Displacement is an enormously significant issue in Syria. How are you shifting your reporting to reflect internal displacement, and what seems to be inevitable violence in Idlib?
This week, we launched a six week training and reporting partnership with the Konrad Adenauer foundation, a fantastic partner of ours. Through this particular project, we are training six displaced journalists on the ground inside Syria, on different forms of advanced journalism, to conduct targeted reporting projects on issues related to displacement and displaced people.

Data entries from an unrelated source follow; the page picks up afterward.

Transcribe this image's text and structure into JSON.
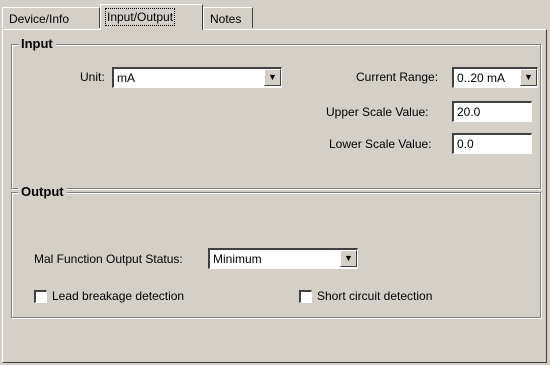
{
  "tabs": {
    "device_info": "Device/Info",
    "input_output": "Input/Output",
    "notes": "Notes"
  },
  "input": {
    "title": "Input",
    "unit_label": "Unit:",
    "unit_value": "mA",
    "current_range_label": "Current Range:",
    "current_range_value": "0..20 mA",
    "upper_scale_label": "Upper Scale Value:",
    "upper_scale_value": "20.0",
    "lower_scale_label": "Lower Scale Value:",
    "lower_scale_value": "0.0"
  },
  "output": {
    "title": "Output",
    "malfunction_label": "Mal Function Output Status:",
    "malfunction_value": "Minimum",
    "lead_breakage_label": "Lead breakage detection",
    "lead_breakage_checked": false,
    "short_circuit_label": "Short circuit detection",
    "short_circuit_checked": false
  },
  "icons": {
    "dropdown": "chevron-down-icon"
  }
}
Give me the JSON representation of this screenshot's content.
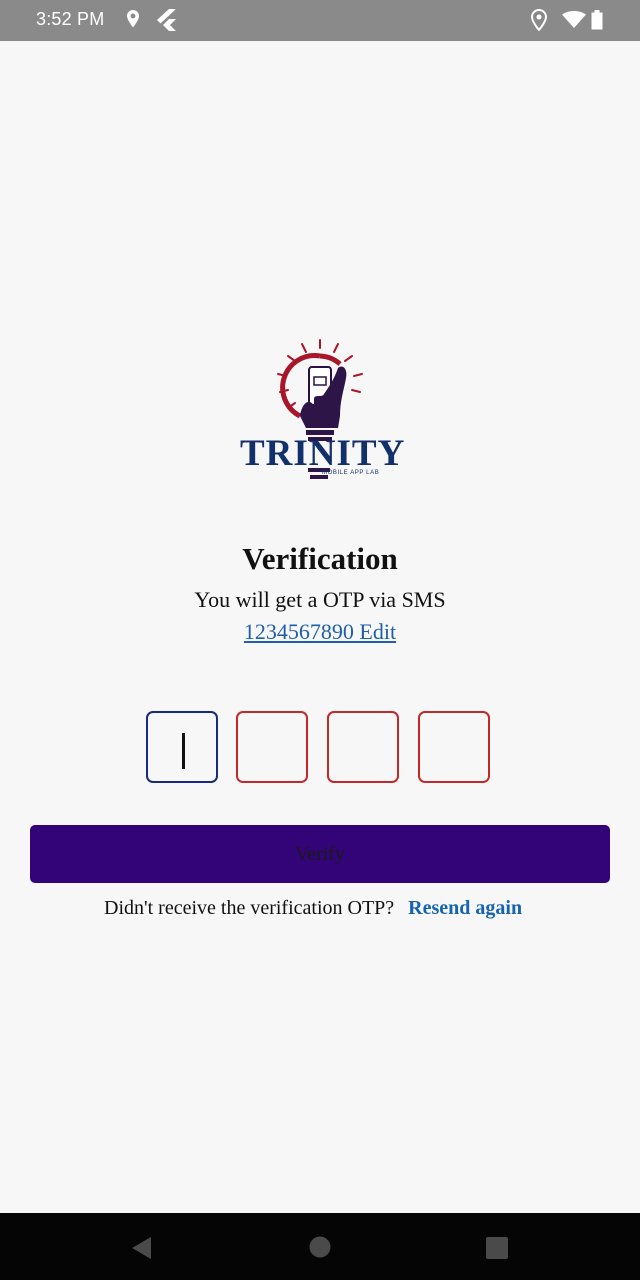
{
  "status_bar": {
    "time": "3:52 PM",
    "left_icons": [
      "location-pin-icon",
      "flutter-icon"
    ],
    "right_icons": [
      "location-pin-icon",
      "wifi-icon",
      "battery-icon"
    ]
  },
  "logo": {
    "name": "TRINITY",
    "tagline": "MOBILE APP LAB"
  },
  "verification": {
    "title": "Verification",
    "subtitle": "You will get a OTP via SMS",
    "phone_edit": "1234567890 Edit"
  },
  "otp": {
    "digits": [
      "",
      "",
      "",
      ""
    ],
    "active_index": 0
  },
  "verify_button": {
    "label": "Verify"
  },
  "resend": {
    "prompt": "Didn't receive the verification OTP?",
    "link": "Resend again"
  },
  "nav_bar": {
    "buttons": [
      "back-icon",
      "home-icon",
      "recents-icon"
    ]
  },
  "colors": {
    "primary": "#330478",
    "link": "#1663b0",
    "otp_border": "#c22a2a",
    "otp_active_border": "#1a2a7a",
    "logo_navy": "#12306a",
    "logo_red": "#a8162a"
  }
}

When we look at displacement over the course of the war, half of Syria’s pre-war population has been displaced. Half have been internationally displaced as refugees, and half have been displaced within Syria. Moving into this new phase of the conflict, what comes next? How do we begin to put Syria back together in 2018? It is important to look at the issues of safety, security, and reconciliation for the millions displaced from their homes. It is just as important to ask those questions of Syria’s internally displaced population as its externally displaced population.
A significant portion of those who fled their homes did so not just because of the bombs that were chasing them, but also for more politically charged reasons. Either they were army defectors, media activists, fighters, or affiliated with one of these groups. The Syrian government has demonstrated that they will not welcome these individuals back with open arms. Even though the fighting seems to be reaching its end stages, the government’s systematic use of violence as a political tool is not going to end. It is important to look at how the Syrian government attempts to bring these displaced communities back into the fold – not just for the future demographic makeup of Syria, but in the most immediate way, for the safety and wellbeing of people who are on the government’s wanted list.
When looking at the future of Syria, what are your reasons for optimism?
My reasons for optimism come when I walk into the Syria Direct office every morning. We are a diverse team of Syrian and international journalists, and it really is quite a warm and vibrant place. Our Syrian colleagues have all gone through traumatic circumstances over the past couple of years. Outsiders may shake their heads and ask: how are these people showing up to work, day in and day out, with a smile on their faces? How are they able to joke, laugh, share stories, and have a good time together? It speaks volumes to the character of the Syrian people that they are able to do this.
I have seen this play out not just in our office, but also with sources living in the most terrible environments. There is so much character, culture, and vibrancy within Syrian society. I know Syria’s cultural fabric has been horrendously damaged and torn apart, but I also have confidence in the Syrian people.